*Directions:*
Search the lines of the records for the word "medical", and copy every line that has it.

*** Opening of Data supplied ***

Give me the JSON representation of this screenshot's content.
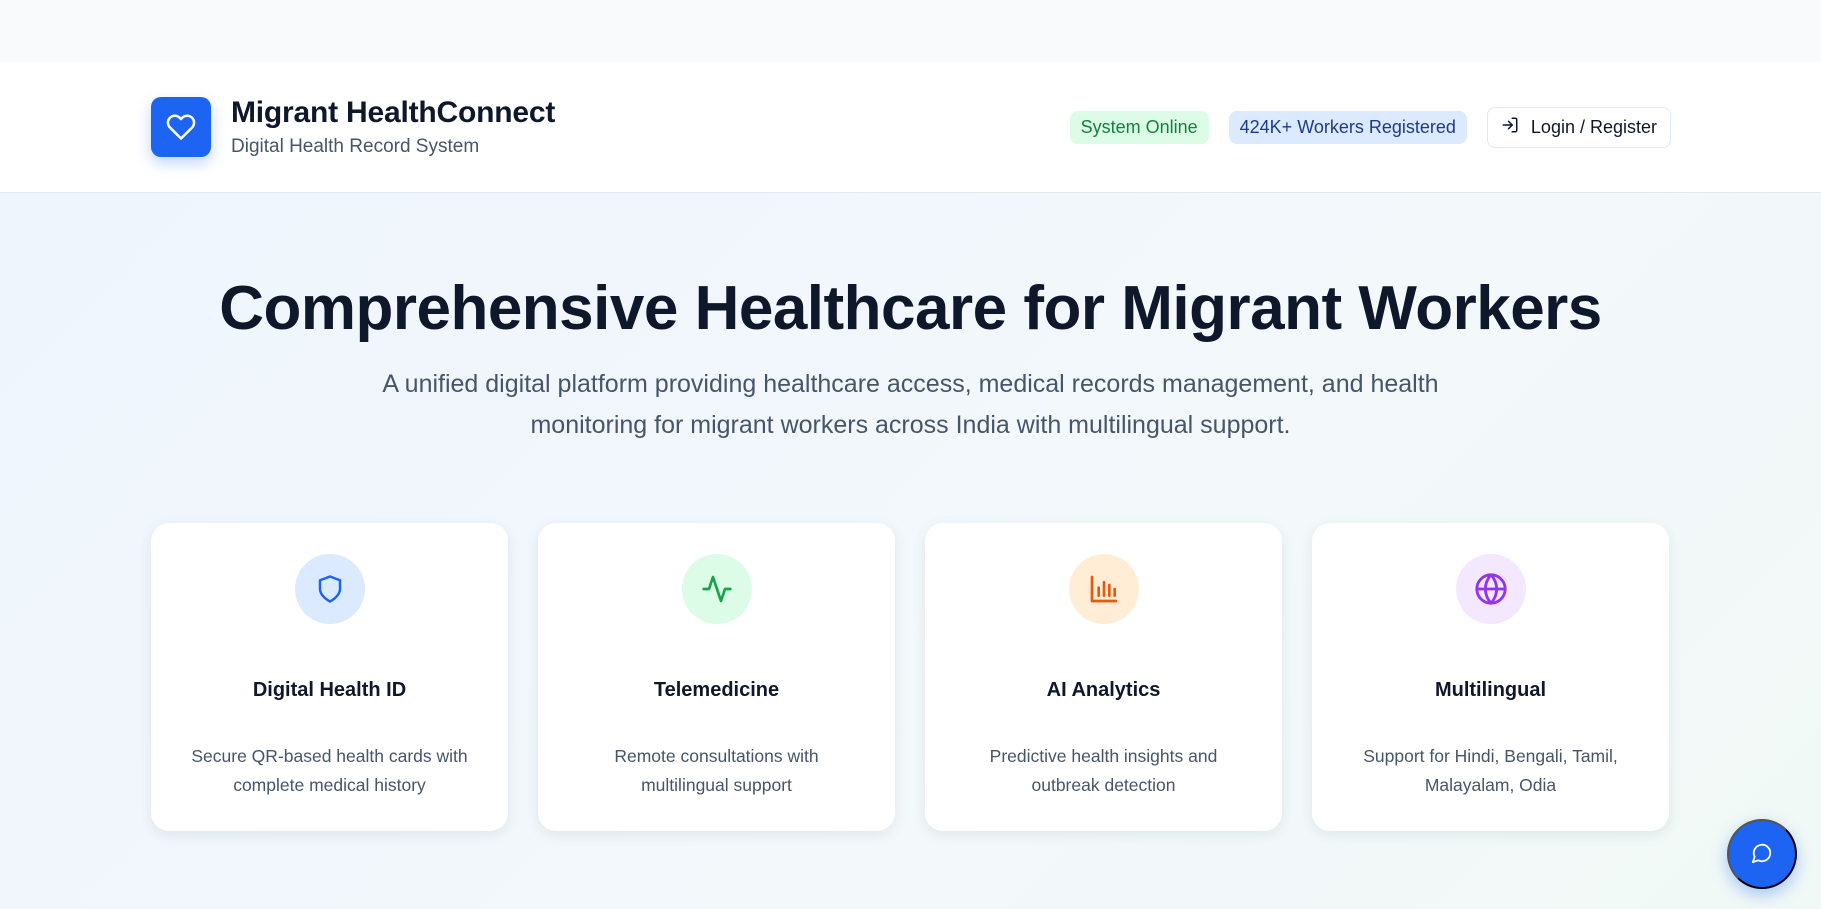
{
  "header": {
    "app_title": "Migrant HealthConnect",
    "app_subtitle": "Digital Health Record System",
    "status_badge": "System Online",
    "workers_badge": "424K+ Workers Registered",
    "login_label": "Login / Register"
  },
  "hero": {
    "title": "Comprehensive Healthcare for Migrant Workers",
    "description_line1": "A unified digital platform providing healthcare access, medical records management, and health",
    "description_line2": "monitoring for migrant workers across India with multilingual support."
  },
  "features": [
    {
      "icon": "shield-icon",
      "title": "Digital Health ID",
      "desc_line1": "Secure QR-based health cards with",
      "desc_line2": "complete medical history",
      "icon_bg": "#dbeafe",
      "icon_color": "#1d64f2"
    },
    {
      "icon": "activity-icon",
      "title": "Telemedicine",
      "desc_line1": "Remote consultations with",
      "desc_line2": "multilingual support",
      "icon_bg": "#dcfce7",
      "icon_color": "#16a34a"
    },
    {
      "icon": "bar-chart-icon",
      "title": "AI Analytics",
      "desc_line1": "Predictive health insights and",
      "desc_line2": "outbreak detection",
      "icon_bg": "#ffedd5",
      "icon_color": "#ea580c"
    },
    {
      "icon": "globe-icon",
      "title": "Multilingual",
      "desc_line1": "Support for Hindi, Bengali, Tamil,",
      "desc_line2": "Malayalam, Odia",
      "icon_bg": "#f3e8ff",
      "icon_color": "#9333ea"
    }
  ],
  "colors": {
    "brand_primary": "#1d64f2",
    "text_dark": "#0f172a",
    "text_muted": "#475569",
    "online_bg": "#dcfce7",
    "online_text": "#15803d",
    "workers_bg": "#dbeafe",
    "workers_text": "#1e3a8a"
  },
  "chat": {
    "icon": "message-circle-icon"
  }
}
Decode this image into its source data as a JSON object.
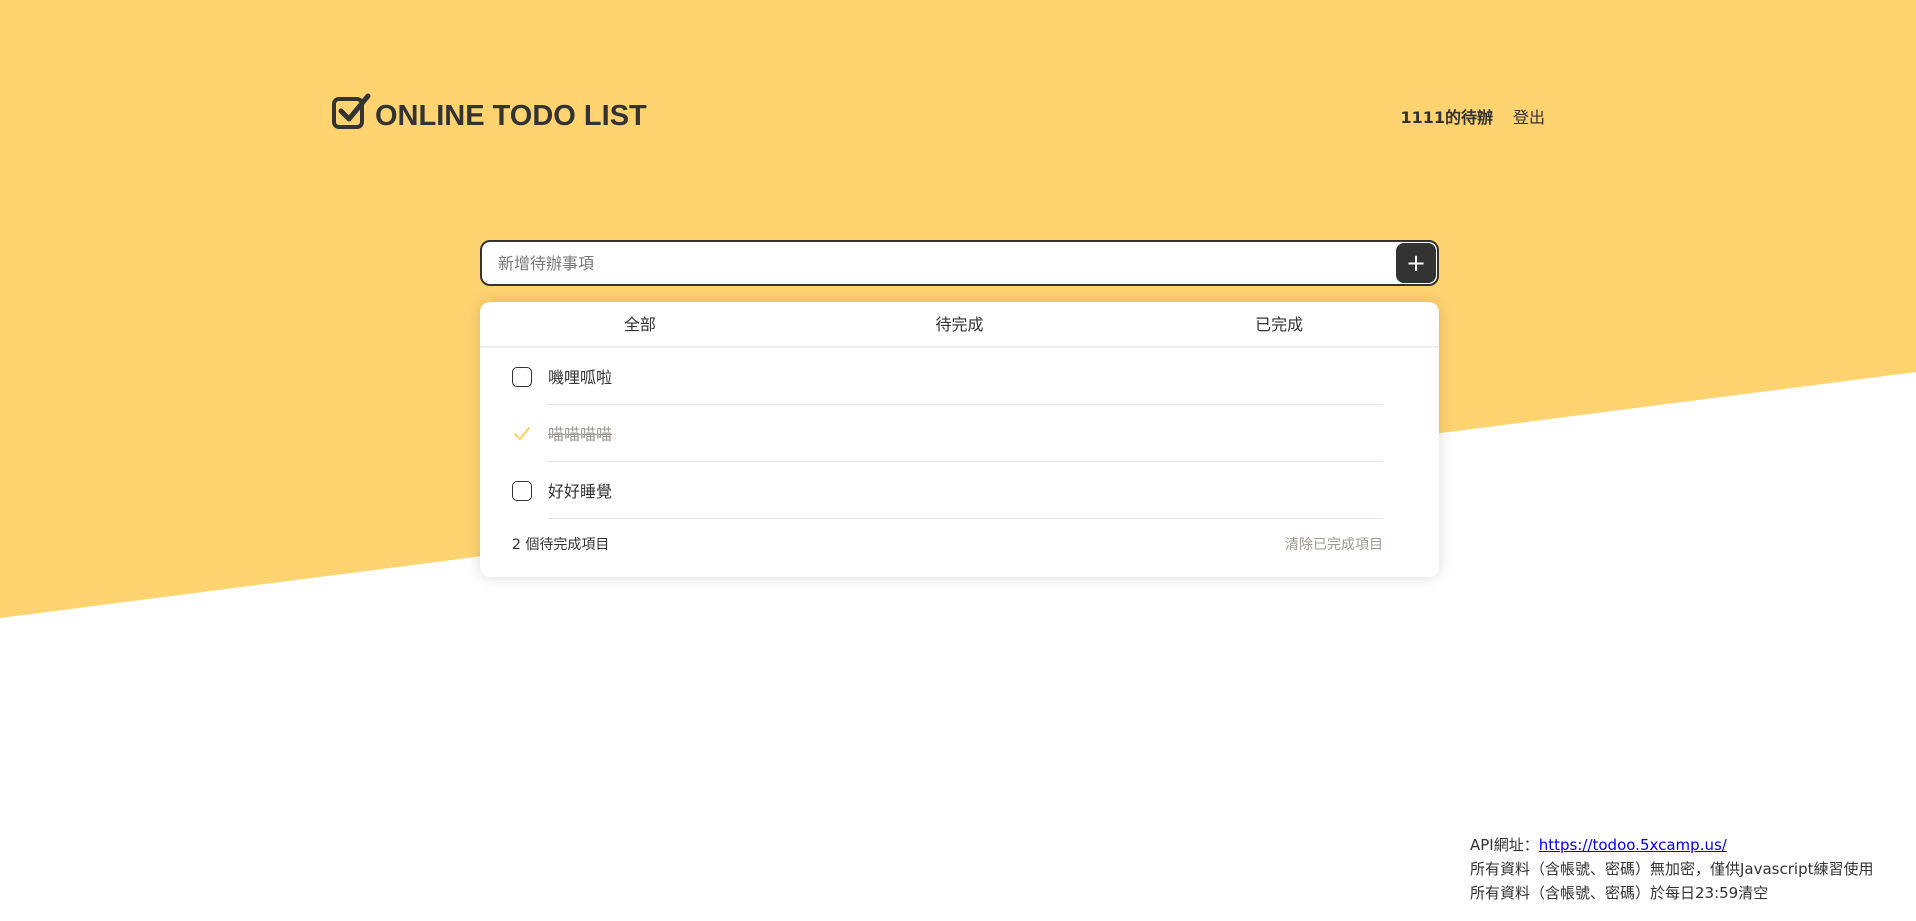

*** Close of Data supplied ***

*Your solution:*
    "description_line1": "A unified digital platform providing healthcare access, medical records management, and health",
      "desc_line2": "complete medical history",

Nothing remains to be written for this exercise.